Apple Removed 47,300 Apps from iOS App Store Last Month, Here’s Why


Earlier this year, Apple made it abundantly clear that it would start removing apps that were outdated, abandoned or didn't meet latest App Store guidelines. The company is vigorously fulfilling its promise by starting to remove a barrage of apps in October.

If Your App Has Been Abandoned, Hasn't Been Updated, Apple Will Remove it

If you take a stroll through the App Store, you'll bump into all sorts of apps and games. Many of those apps and games have been there for a long, long time, and abandoned by their developers for one reason or the other. This in turn means majority of the users will bump into subpar software that doesn't fall in line with Apple's latest App Store guidelines. So how does Apple overcome such a problem? By removing the piece of software altogether, of course.

Earlier this year Apple made a promise it would start removing all those apps and games that haven't been updated lately by their developers to follow the new App Store guidelines. Staying true to its promise, Apple removed more than 47,300 apps from the App Store alone in October (last month). Now, the interesting thing to note here is that Apple removes apps on a regular basis every month, with an average of about 14,000. But last month's figure tops the chart for being 3.4 times higher. This shows Apple is extremely serious when it comes to assuring quality to the end user.

If you break down which category saw the most deletions, it shouldn't be surprised games topped the list. 28% of the total apps deleted last month were games, followed by Entertainment, Education, Books and Lifestyle. The rest of the categories saw the least amount of deletions, surprisingly.

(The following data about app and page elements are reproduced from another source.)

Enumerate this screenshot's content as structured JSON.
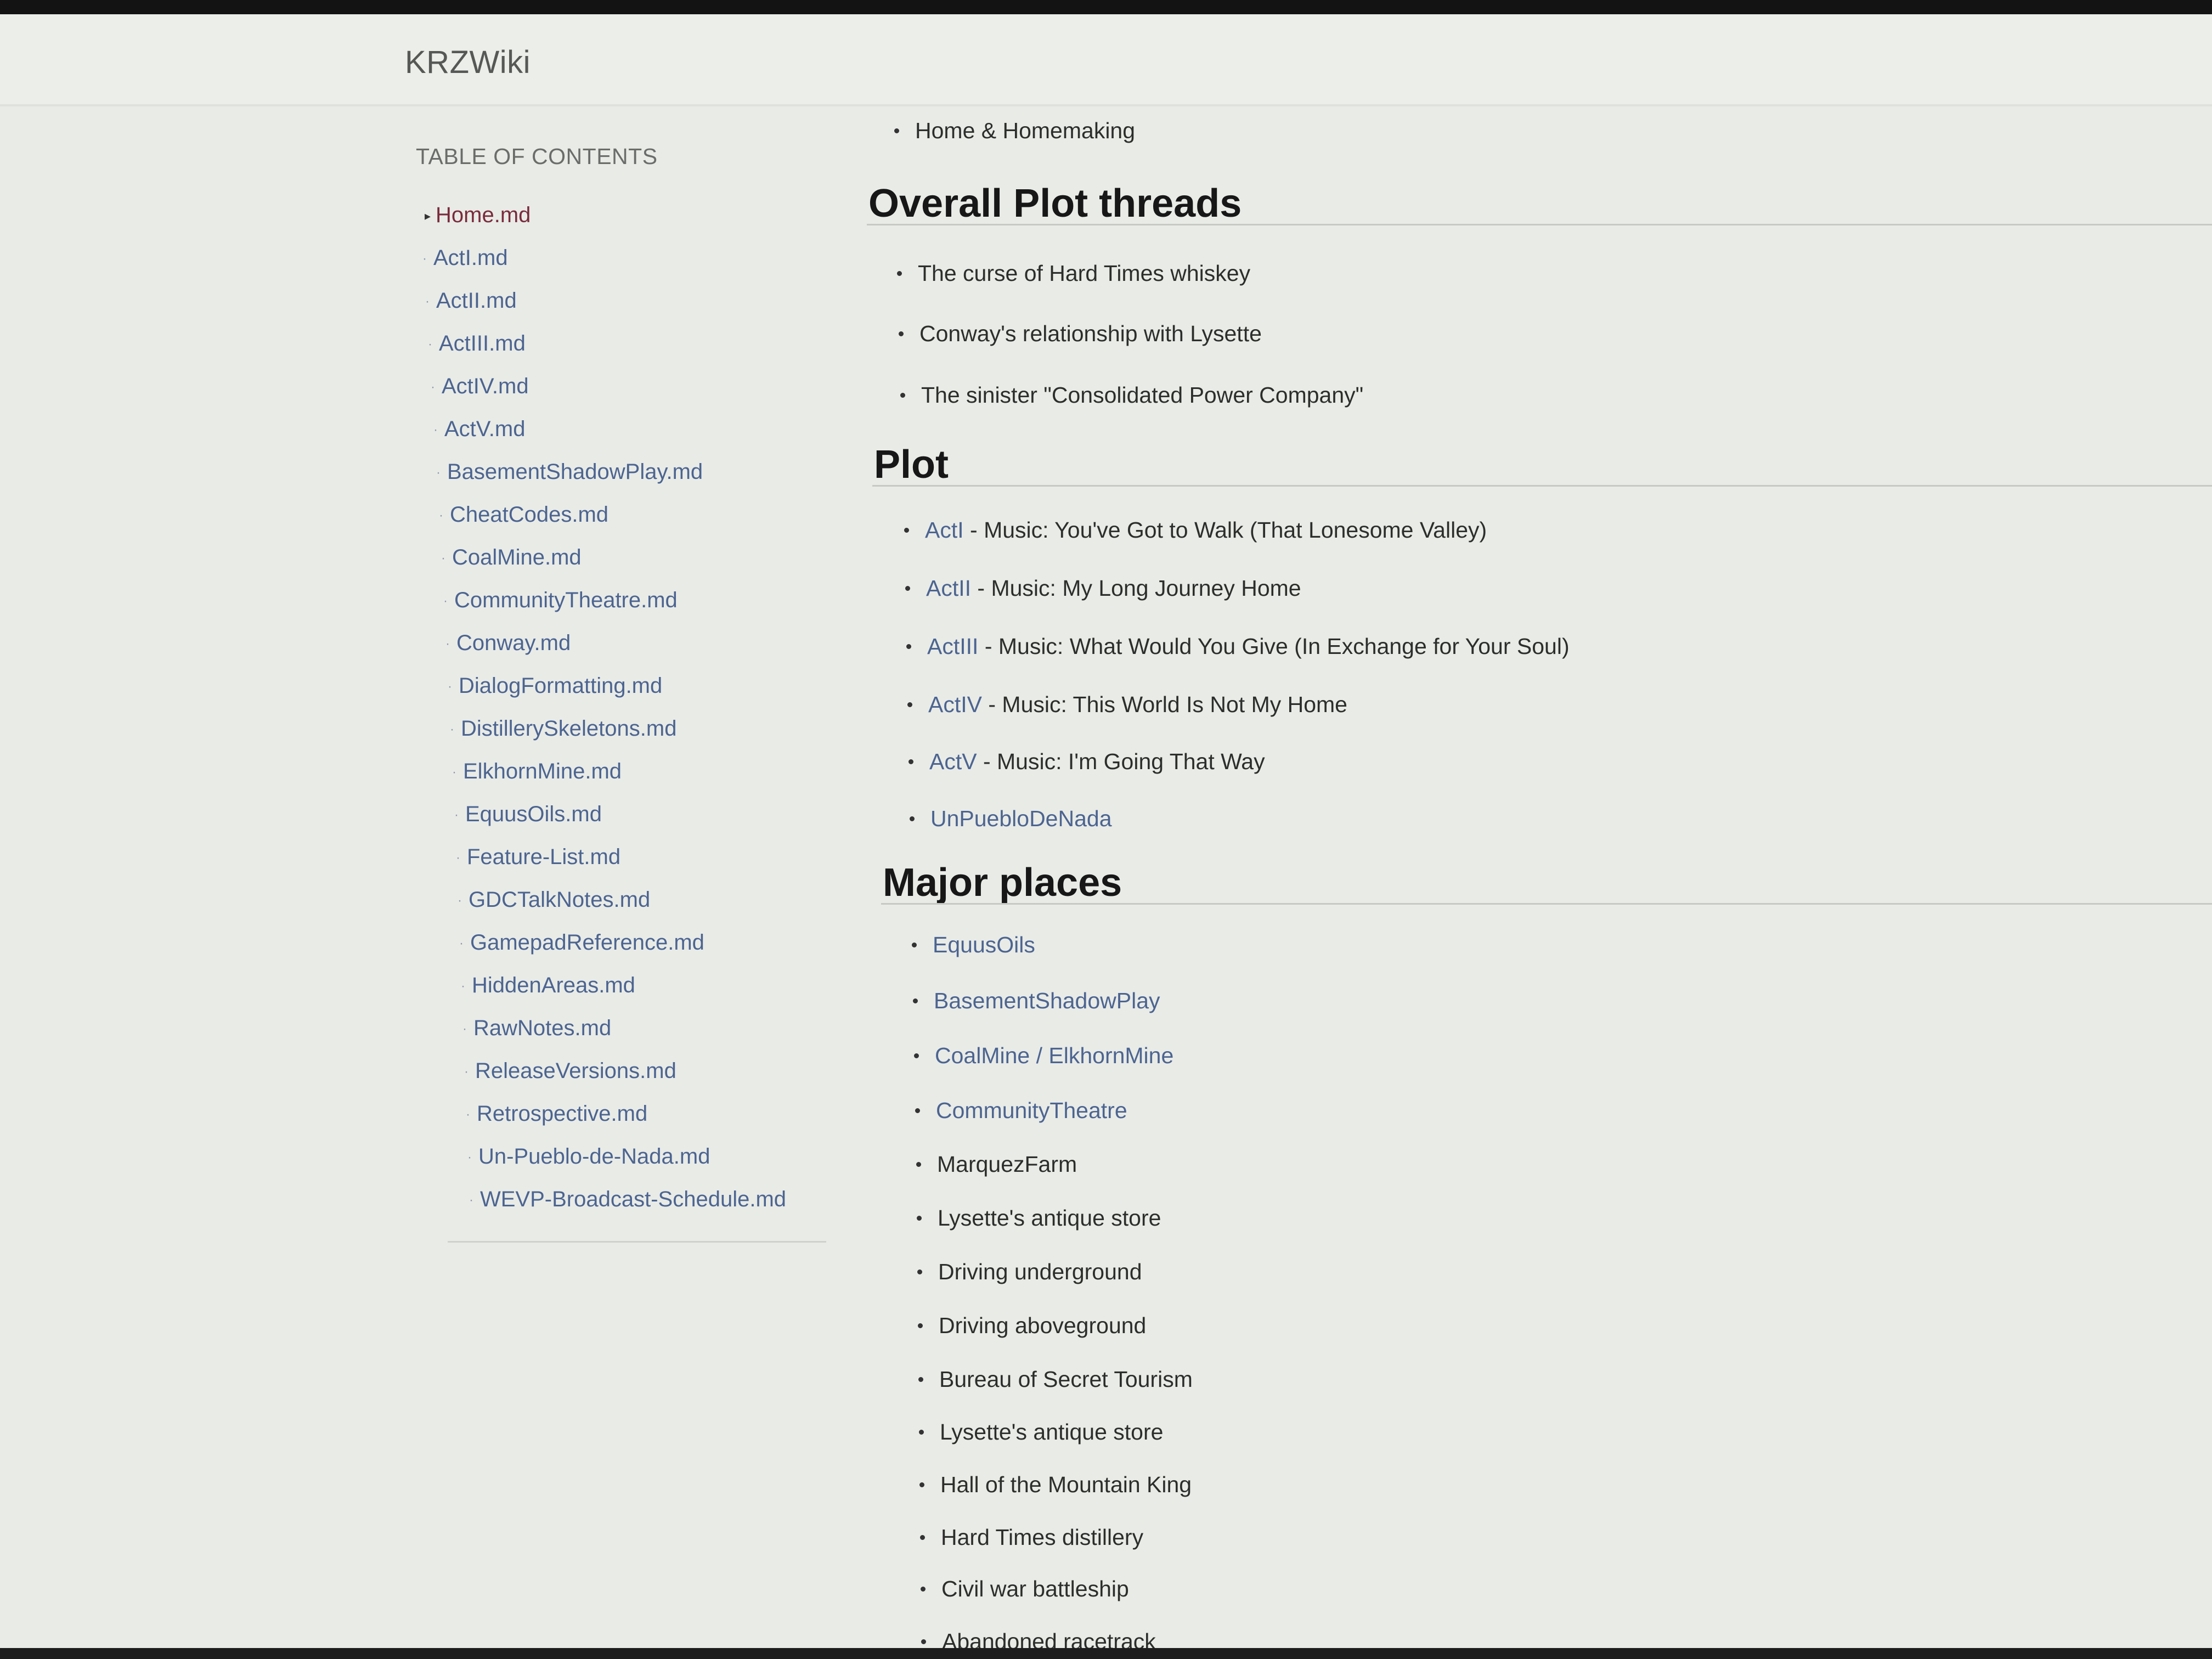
{
  "header": {
    "brand": "KRZWiki"
  },
  "toc": {
    "title": "TABLE OF CONTENTS",
    "items": [
      "Home.md",
      "ActI.md",
      "ActII.md",
      "ActIII.md",
      "ActIV.md",
      "ActV.md",
      "BasementShadowPlay.md",
      "CheatCodes.md",
      "CoalMine.md",
      "CommunityTheatre.md",
      "Conway.md",
      "DialogFormatting.md",
      "DistillerySkeletons.md",
      "ElkhornMine.md",
      "EquusOils.md",
      "Feature-List.md",
      "GDCTalkNotes.md",
      "GamepadReference.md",
      "HiddenAreas.md",
      "RawNotes.md",
      "ReleaseVersions.md",
      "Retrospective.md",
      "Un-Pueblo-de-Nada.md",
      "WEVP-Broadcast-Schedule.md"
    ]
  },
  "main": {
    "top_item": "Home & Homemaking",
    "threads": {
      "heading": "Overall Plot threads",
      "items": [
        "The curse of Hard Times whiskey",
        "Conway's relationship with Lysette",
        "The sinister \"Consolidated Power Company\""
      ]
    },
    "plot": {
      "heading": "Plot",
      "items": [
        {
          "link": "ActI",
          "text": " - Music: You've Got to Walk (That Lonesome Valley)"
        },
        {
          "link": "ActII",
          "text": " - Music: My Long Journey Home"
        },
        {
          "link": "ActIII",
          "text": " - Music: What Would You Give (In Exchange for Your Soul)"
        },
        {
          "link": "ActIV",
          "text": " - Music: This World Is Not My Home"
        },
        {
          "link": "ActV",
          "text": " - Music: I'm Going That Way"
        },
        {
          "link": "UnPuebloDeNada",
          "text": ""
        }
      ]
    },
    "places": {
      "heading": "Major places",
      "links": {
        "equus": "EquusOils",
        "basement": "BasementShadowPlay",
        "coal": "CoalMine",
        "sep": " / ",
        "elkhorn": "ElkhornMine",
        "community": "CommunityTheatre"
      },
      "plain": [
        "MarquezFarm",
        "Lysette's antique store",
        "Driving underground",
        "Driving aboveground",
        "Bureau of Secret Tourism",
        "Lysette's antique store",
        "Hall of the Mountain King",
        "Hard Times distillery",
        "Civil war battleship",
        "Abandoned racetrack"
      ]
    }
  }
}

Given how Apple has kicked off its mass spring cleaning just last month, it's likely this process will carry forward at a rampant pace. Hence if your favorite 'old' app disappears all of a sudden for no apparent reason, then don't be surprised at all. It's best to blame the developer for not taking proper measures to keep the app or game up to date, keeping things in-line with Apple's guidelines.

I sincerely hope developers take necessary actions to update their apps and follow the latest guidelines. At the end of the day it's the consumer that suffers from negligence of someone else. If a developer has left its software alone in the dust, it's a good practice to inform the users about it as well, rather than keeping things in the dark.